"This time, with a PAD, I did not receive any treatments that I did not want. They were very respectful. I really felt like the hospital took better care of me because I had my PAD. In fact, I think it's the best care that I've ever received."Read More...
Montana Q and A
Ten commonly asked questions about PAD's for Montana
Please note: the following 10 FAQs are designed to provide a quick and accessible guide to what your state’s Statutes say – or do not say – about PADs. The FAQs do not attempt to provide a complete picture of the law in your state, nor can they take the place of legal advice. The answers were accurate when written in November 2006.
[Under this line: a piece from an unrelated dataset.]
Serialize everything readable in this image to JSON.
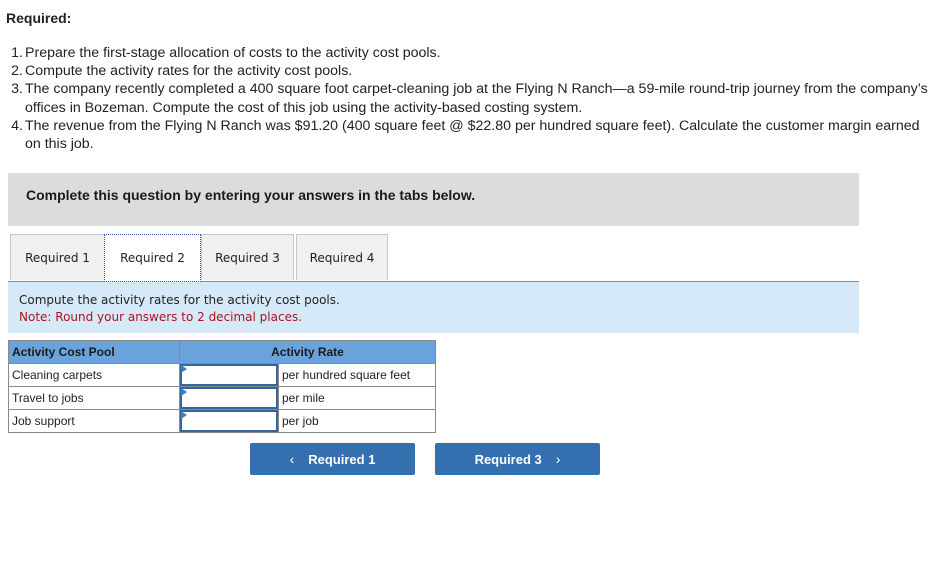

1. Can I write a legally-binding psychiatric advance directive (PAD)?
Yes. Sections 72-5-501 and 72-5-502 of the Montana Code allow you to appoint an agent to make decisions for you in the event that you are unable to make them for yourself. In Montana, this person is known as an “Attorney in Fact” and the document naming the attorney in fact is known as a “Durable Power of Attorney”. There is no mandatory form for the Durable Power of Attorney as long as it is made clear that it remains valid in the event that you cannot make decisions for yourself. However, a recommended standard form is available here .
The statute does not specify how your agent must act.
As set out above, you may not create freestanding instructions. To create a PAD, you must appoint an Attorney in Fact, although it is up to you whether or not to document instructions in addition.
No. The statute does not say how it is determined that a person is “incompetent”. In practice, a person is likely to be “incompetent” under the statute when the treating physician decides that he/she cannot understand and/or communicate a decision.
No. The statute is silent on this question. However, a provider may generally “override” a PAD when a person becomes subject to involuntary treatment (civil commitment) law, or otherwise in an emergency. Further, a provider may be justified in not following a Power of Attorney where it is not in accordance with his/her own professional standards.
Your Power of Attorney remains valid until revoked by you.